The long-running British television series Midsomer Murders probably isn’t the first place you’d look if you wanted commentary on aging in the twenty-first century. After all, it’s a murder mystery show on which people of all ages die, the lead is not in any consistent way involved in elder care, and all of the regular characters are working-age adults. However, the show portrays seniors as integral parts of the communities in Midsomer County (the extremely murderous fictional area in which the show is set) and often uses side plots to address issues in aging.
In general, the show does a good job of integrating aging issues into its plots, and seniors are never just jokes. The two aging-related subjects that arise most frequently on Midsomer Murders are the vulnerability of older adults to fraud and the financial challenges that arise because seniors on fixed incomes can’t continue to live the lives to which they have become accustomed. These two sides of the aging coin—seniors as victims and seniors as active agents looking for ways to meet their own needs—combine to show an interesting portrait of aging in the twenty-first century.
The two plots converge in interesting ways in the two episodes of Midsomer Murders that deal most directly with seniors.
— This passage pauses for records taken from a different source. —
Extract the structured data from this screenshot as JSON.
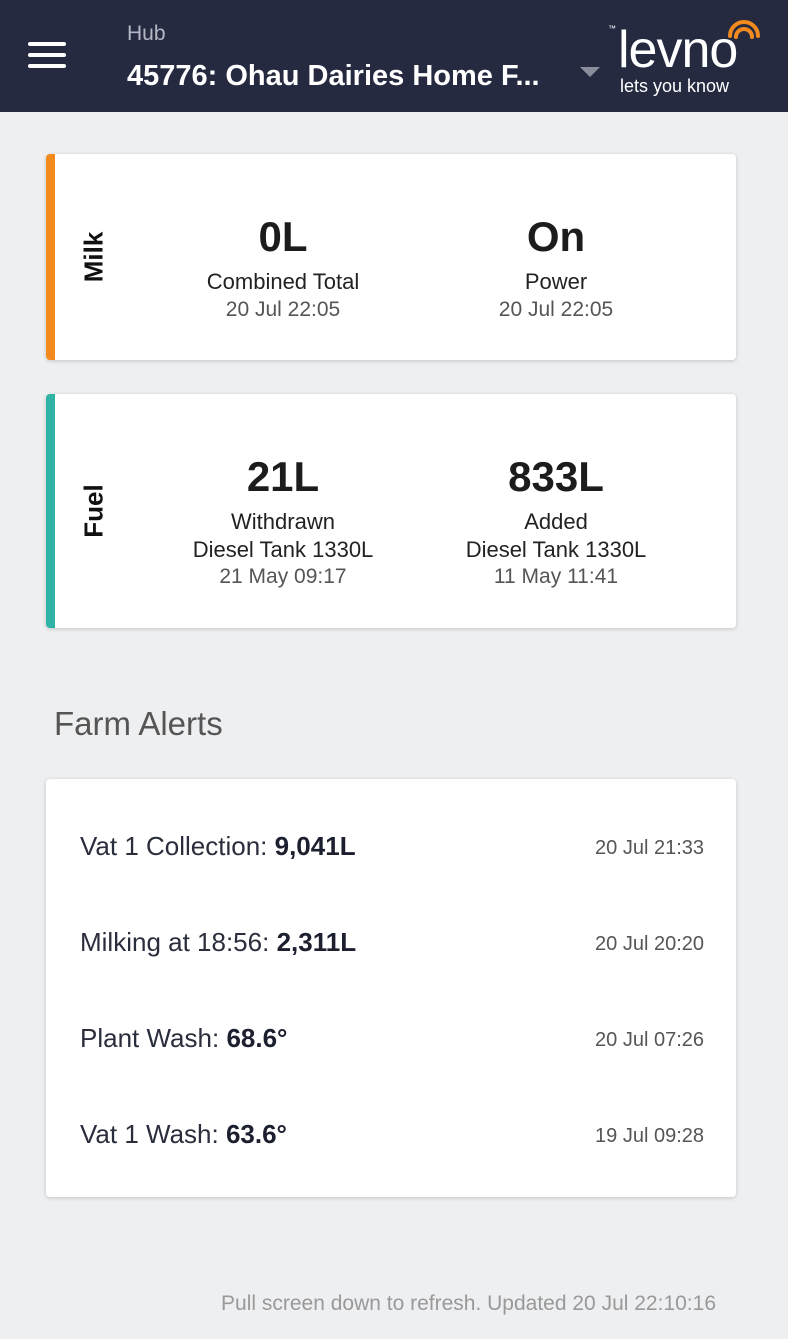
{
  "header": {
    "hub_label": "Hub",
    "hub_name": "45776: Ohau Dairies Home F...",
    "logo_tm": "™",
    "logo_word": "levno",
    "logo_tagline": "lets you know"
  },
  "milk_card": {
    "label": "Milk",
    "accent_color": "#f28a1d",
    "metrics": [
      {
        "value": "0L",
        "label": "Combined Total",
        "time": "20 Jul 22:05"
      },
      {
        "value": "On",
        "label": "Power",
        "time": "20 Jul 22:05"
      }
    ]
  },
  "fuel_card": {
    "label": "Fuel",
    "accent_color": "#2fb3a5",
    "metrics": [
      {
        "value": "21L",
        "label": "Withdrawn",
        "sublabel": "Diesel Tank 1330L",
        "time": "21 May 09:17"
      },
      {
        "value": "833L",
        "label": "Added",
        "sublabel": "Diesel Tank 1330L",
        "time": "11 May 11:41"
      }
    ]
  },
  "alerts": {
    "title": "Farm Alerts",
    "items": [
      {
        "prefix": "Vat 1 Collection: ",
        "value": "9,041L",
        "time": "20 Jul 21:33"
      },
      {
        "prefix": "Milking at 18:56: ",
        "value": "2,311L",
        "time": "20 Jul 20:20"
      },
      {
        "prefix": "Plant Wash: ",
        "value": "68.6°",
        "time": "20 Jul 07:26"
      },
      {
        "prefix": "Vat 1 Wash: ",
        "value": "63.6°",
        "time": "19 Jul 09:28"
      }
    ]
  },
  "footer": {
    "text": "Pull screen down to refresh. Updated 20 Jul 22:10:16"
  },
  "colors": {
    "header_bg": "#252a41",
    "brand_orange": "#f28a1d",
    "fuel_teal": "#2fb3a5"
  }
}
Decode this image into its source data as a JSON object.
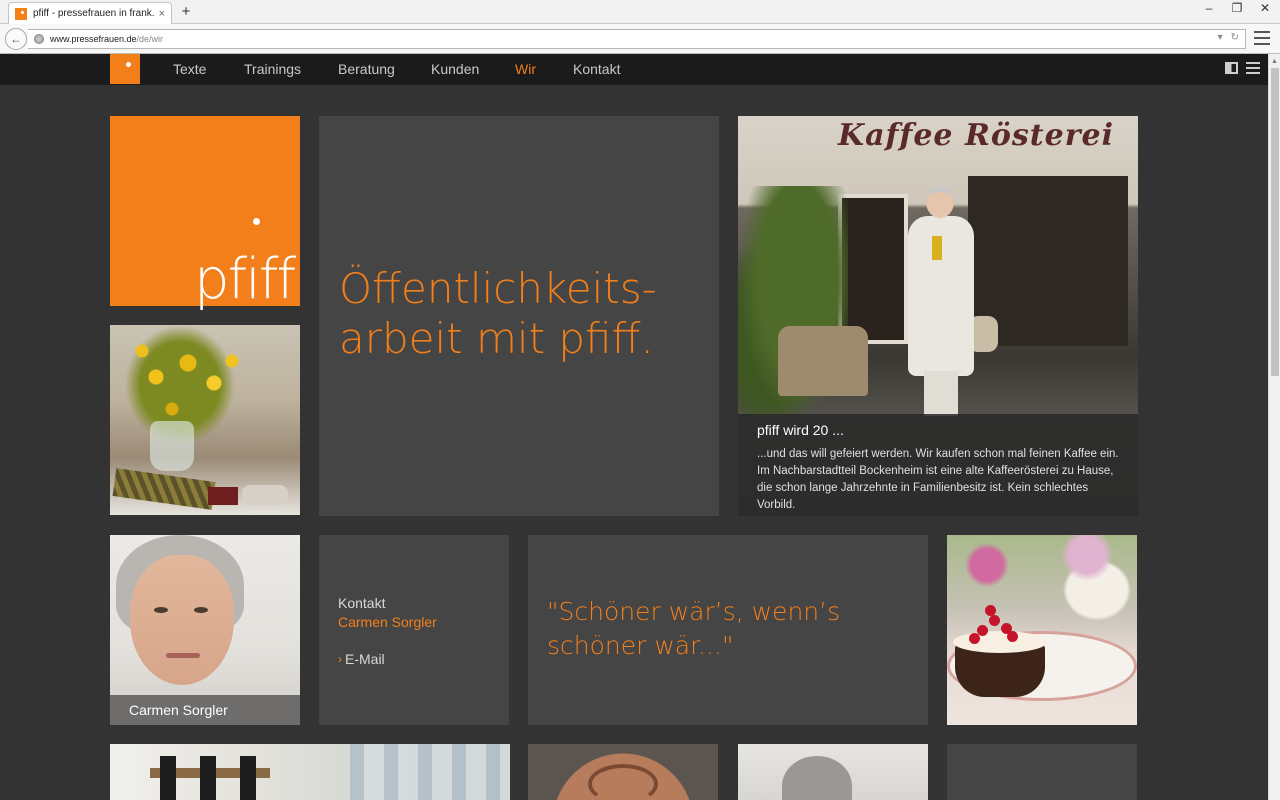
{
  "browser": {
    "tab_title": "pfiff - pressefrauen in frank...",
    "tab_close": "×",
    "new_tab": "+",
    "window_controls": [
      "–",
      "❐",
      "✕"
    ],
    "url_host": "www.pressefrauen.de",
    "url_path": "/de/wir"
  },
  "nav": {
    "items": [
      {
        "label": "Texte",
        "active": false
      },
      {
        "label": "Trainings",
        "active": false
      },
      {
        "label": "Beratung",
        "active": false
      },
      {
        "label": "Kunden",
        "active": false
      },
      {
        "label": "Wir",
        "active": true
      },
      {
        "label": "Kontakt",
        "active": false
      }
    ]
  },
  "logo": {
    "wordmark": "pfiff"
  },
  "headline": "Öffentlichkeits-arbeit mit pfiff.",
  "kaffee": {
    "sign": "Kaffee Rösterei",
    "title": "pfiff wird 20 ...",
    "text": "...und das will gefeiert werden. Wir kaufen schon mal feinen Kaffee ein. Im Nachbarstadtteil Bockenheim ist eine alte Kaffeerösterei zu Hause, die schon lange Jahrzehnte in Familienbesitz ist. Kein schlechtes Vorbild."
  },
  "portrait": {
    "name": "Carmen Sorgler"
  },
  "contact": {
    "label": "Kontakt",
    "name": "Carmen Sorgler",
    "email_chevron": "›",
    "email_label": "E-Mail"
  },
  "quote": "\"Schöner wär’s, wenn’s schöner wär...\"",
  "colors": {
    "accent": "#f37f1b",
    "nav_bg": "#1b1b1b",
    "page_bg": "#333333",
    "tile_bg": "#454545"
  },
  "icons": {
    "favicon": "pfiff-favicon",
    "back": "back-arrow-icon",
    "reload": "reload-icon",
    "menu": "hamburger-icon",
    "nav_toggle": "panel-toggle-icon"
  }
}
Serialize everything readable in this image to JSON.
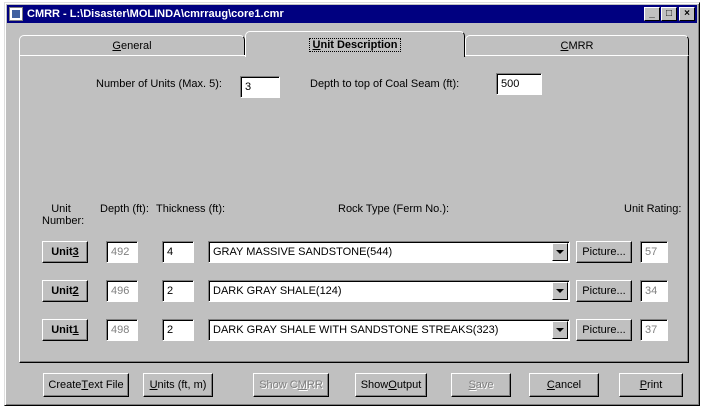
{
  "window": {
    "title": "CMRR - L:\\Disaster\\MOLINDA\\cmrraug\\core1.cmr",
    "min_label": "_",
    "max_label": "□",
    "close_label": "×"
  },
  "tabs": [
    {
      "pre": "",
      "key": "G",
      "post": "eneral"
    },
    {
      "pre": "",
      "key": "U",
      "post": "nit Description"
    },
    {
      "pre": "",
      "key": "C",
      "post": "MRR"
    }
  ],
  "form": {
    "num_units_label": "Number of Units (Max. 5):",
    "num_units_value": "3",
    "depth_label": "Depth to top of Coal Seam (ft):",
    "depth_value": "500"
  },
  "columns": {
    "unit_number": "Unit\nNumber:",
    "depth": "Depth (ft):",
    "thickness": "Thickness (ft):",
    "rock_type": "Rock Type (Ferm No.):",
    "unit_rating": "Unit Rating:"
  },
  "units": [
    {
      "pre": "Unit ",
      "key": "3",
      "depth": "492",
      "thickness": "4",
      "rock": "GRAY MASSIVE SANDSTONE(544)",
      "picture": "Picture...",
      "rating": "57"
    },
    {
      "pre": "Unit ",
      "key": "2",
      "depth": "496",
      "thickness": "2",
      "rock": "DARK GRAY SHALE(124)",
      "picture": "Picture...",
      "rating": "34"
    },
    {
      "pre": "Unit ",
      "key": "1",
      "depth": "498",
      "thickness": "2",
      "rock": "DARK GRAY SHALE WITH SANDSTONE STREAKS(323)",
      "picture": "Picture...",
      "rating": "37"
    }
  ],
  "buttons": {
    "create": {
      "pre": "Create ",
      "key": "T",
      "post": "ext File"
    },
    "units": {
      "pre": "",
      "key": "U",
      "post": "nits (ft, m)"
    },
    "show_cmrr": {
      "pre": "Show C",
      "key": "M",
      "post": "RR"
    },
    "show_output": {
      "pre": "Show ",
      "key": "O",
      "post": "utput"
    },
    "save": {
      "pre": "",
      "key": "S",
      "post": "ave"
    },
    "cancel": {
      "pre": "",
      "key": "C",
      "post": "ancel"
    },
    "print": {
      "pre": "",
      "key": "P",
      "post": "rint"
    }
  }
}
The Season 3 episode “Blue Herrings” is set in an Assisted Living community of sorts (the show calls it a nursing home, but it bears a lot closer resemblance to Assisted Living in American terms). In this episode, the main character, Inspector Barnaby, is visiting his aunt Alice, who’s there to recover after surgery. He notices that there are a lot of strange goings-on at Lawnside, and one of the residents tells him she suspects that two staff members are conspiring to steal residents’ property by manipulating them into changing their wills and then murdering them. Stolen jewelry and other irregularities compound both the residents’ and Barnaby’s suspicions, and everything comes to a head after a couple of suspicious deaths.
While all is not quite well at Lawnside, it turns out that residents are not being exploited by staff. The one actual murderer was a resident’s family member, and the situation is just sad. And the thief was another resident. Tired of being pretty much confined to Lawnside but unable to afford regular meals out or taxis to the pub, he steals his fellow residents’ valuables and sells them as if they were his own. While this is shown to be a bit silly and could easily have been played as a joke, the show clearly portrays the situation as having been brought about by the character’s circumstances. He worked as a chauffeur, didn’t have significant savings, and has bills, so even small luxuries are struggles. That he obtains them through theft certainly isn’t condoned, but the show treats him with understanding.
In Season 6’s “A Talent for Life,” one of the two central murder victims is an older adult. Isobel Hewitt loves driving fast cars, and she was accustomed to living a luxurious lifestyle. As she aged, however, she ran out of funds and had to rely on family. When she and a friend are murdered while fly fishing, Barnaby first suspects that another friend killed her to get his hands on her assets. After he learns that she is no longer wealthy, he no longer worries about theft, but he does suspect her hypercritical relatives, who constantly complained that Isobel wouldn’t reduce her expenses.
In “A Talent for Life,” the murder has less to do with Isobel’s age than with how she treated people. She was fun, but she wasn’t always kind, and that ultimately came back to haunt her. But her money problems are real problems, and they are caused in part by her age. In general, Midsomer Murders suggests that it’s unrealistic and unfair to expect seniors to live in poverty just because they are no longer able to work. At the same time, it shows how older adults are particularly vulnerable to fraud and theft that have the potential to leave them even more impoverished. At the same time, it lets older adults be human. Like everybody on Midsomer Murders, seniors frequently have agendas, and they’re as flawed as younger characters. Seniors can be victims, the show suggests, and they’re uniquely vulnerable in some ways, but they don’t stop being who they are just because they’ve aged. This commentary is subtle and occasional, but the show definitely has a clear point of view on aging.